▶ _EXERCISE OBJECTIVE_: Your answer should be the full set of entries, given again without alteration.

▶ _MATERIAL TO PROCESS_:
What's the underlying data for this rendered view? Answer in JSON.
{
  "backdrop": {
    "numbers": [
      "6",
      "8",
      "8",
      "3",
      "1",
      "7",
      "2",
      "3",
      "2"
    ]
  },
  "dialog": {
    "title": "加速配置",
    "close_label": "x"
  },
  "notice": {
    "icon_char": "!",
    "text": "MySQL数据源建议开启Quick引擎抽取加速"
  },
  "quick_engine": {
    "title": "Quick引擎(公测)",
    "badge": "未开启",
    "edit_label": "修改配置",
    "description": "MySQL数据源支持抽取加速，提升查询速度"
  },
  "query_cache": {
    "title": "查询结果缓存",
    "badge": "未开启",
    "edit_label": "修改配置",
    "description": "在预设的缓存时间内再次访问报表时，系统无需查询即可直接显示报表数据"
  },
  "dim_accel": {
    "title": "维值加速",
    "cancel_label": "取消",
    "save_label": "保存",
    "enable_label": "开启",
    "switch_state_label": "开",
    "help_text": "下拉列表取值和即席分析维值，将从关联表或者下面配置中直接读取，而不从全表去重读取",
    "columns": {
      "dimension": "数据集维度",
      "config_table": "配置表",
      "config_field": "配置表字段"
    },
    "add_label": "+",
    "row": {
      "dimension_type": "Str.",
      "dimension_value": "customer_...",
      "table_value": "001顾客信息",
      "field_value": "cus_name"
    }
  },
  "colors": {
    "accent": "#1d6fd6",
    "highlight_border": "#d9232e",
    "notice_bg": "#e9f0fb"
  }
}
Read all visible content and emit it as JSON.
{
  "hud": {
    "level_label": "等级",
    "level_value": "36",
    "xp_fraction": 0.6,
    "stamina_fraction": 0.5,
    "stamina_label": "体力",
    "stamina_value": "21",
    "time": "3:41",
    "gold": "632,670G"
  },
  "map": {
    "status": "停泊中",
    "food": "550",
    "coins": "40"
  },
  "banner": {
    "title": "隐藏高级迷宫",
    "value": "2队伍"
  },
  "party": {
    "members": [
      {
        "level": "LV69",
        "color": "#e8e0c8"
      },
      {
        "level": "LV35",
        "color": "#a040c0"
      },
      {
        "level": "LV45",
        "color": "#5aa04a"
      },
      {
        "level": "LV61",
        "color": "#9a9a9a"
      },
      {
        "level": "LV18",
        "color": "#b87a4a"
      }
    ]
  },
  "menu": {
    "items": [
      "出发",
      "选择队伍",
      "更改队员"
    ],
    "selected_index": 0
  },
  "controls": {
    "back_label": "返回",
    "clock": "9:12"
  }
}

▶ _SOLUTION TO THIS TASK_:
What's the underlying data for this rendered view? Answer in JSON.
{
  "backdrop": {
    "numbers": [
      "6",
      "8",
      "8",
      "3",
      "1",
      "7",
      "2",
      "3",
      "2"
    ]
  },
  "dialog": {
    "title": "加速配置",
    "close_label": "x"
  },
  "notice": {
    "icon_char": "!",
    "text": "MySQL数据源建议开启Quick引擎抽取加速"
  },
  "quick_engine": {
    "title": "Quick引擎(公测)",
    "badge": "未开启",
    "edit_label": "修改配置",
    "description": "MySQL数据源支持抽取加速，提升查询速度"
  },
  "query_cache": {
    "title": "查询结果缓存",
    "badge": "未开启",
    "edit_label": "修改配置",
    "description": "在预设的缓存时间内再次访问报表时，系统无需查询即可直接显示报表数据"
  },
  "dim_accel": {
    "title": "维值加速",
    "cancel_label": "取消",
    "save_label": "保存",
    "enable_label": "开启",
    "switch_state_label": "开",
    "help_text": "下拉列表取值和即席分析维值，将从关联表或者下面配置中直接读取，而不从全表去重读取",
    "columns": {
      "dimension": "数据集维度",
      "config_table": "配置表",
      "config_field": "配置表字段"
    },
    "add_label": "+",
    "row": {
      "dimension_type": "Str.",
      "dimension_value": "customer_...",
      "table_value": "001顾客信息",
      "field_value": "cus_name"
    }
  },
  "colors": {
    "accent": "#1d6fd6",
    "highlight_border": "#d9232e",
    "notice_bg": "#e9f0fb"
  }
}
Read all visible content and emit it as JSON.
{
  "hud": {
    "level_label": "等级",
    "level_value": "36",
    "xp_fraction": 0.6,
    "stamina_fraction": 0.5,
    "stamina_label": "体力",
    "stamina_value": "21",
    "time": "3:41",
    "gold": "632,670G"
  },
  "map": {
    "status": "停泊中",
    "food": "550",
    "coins": "40"
  },
  "banner": {
    "title": "隐藏高级迷宫",
    "value": "2队伍"
  },
  "party": {
    "members": [
      {
        "level": "LV69",
        "color": "#e8e0c8"
      },
      {
        "level": "LV35",
        "color": "#a040c0"
      },
      {
        "level": "LV45",
        "color": "#5aa04a"
      },
      {
        "level": "LV61",
        "color": "#9a9a9a"
      },
      {
        "level": "LV18",
        "color": "#b87a4a"
      }
    ]
  },
  "menu": {
    "items": [
      "出发",
      "选择队伍",
      "更改队员"
    ],
    "selected_index": 0
  },
  "controls": {
    "back_label": "返回",
    "clock": "9:12"
  }
}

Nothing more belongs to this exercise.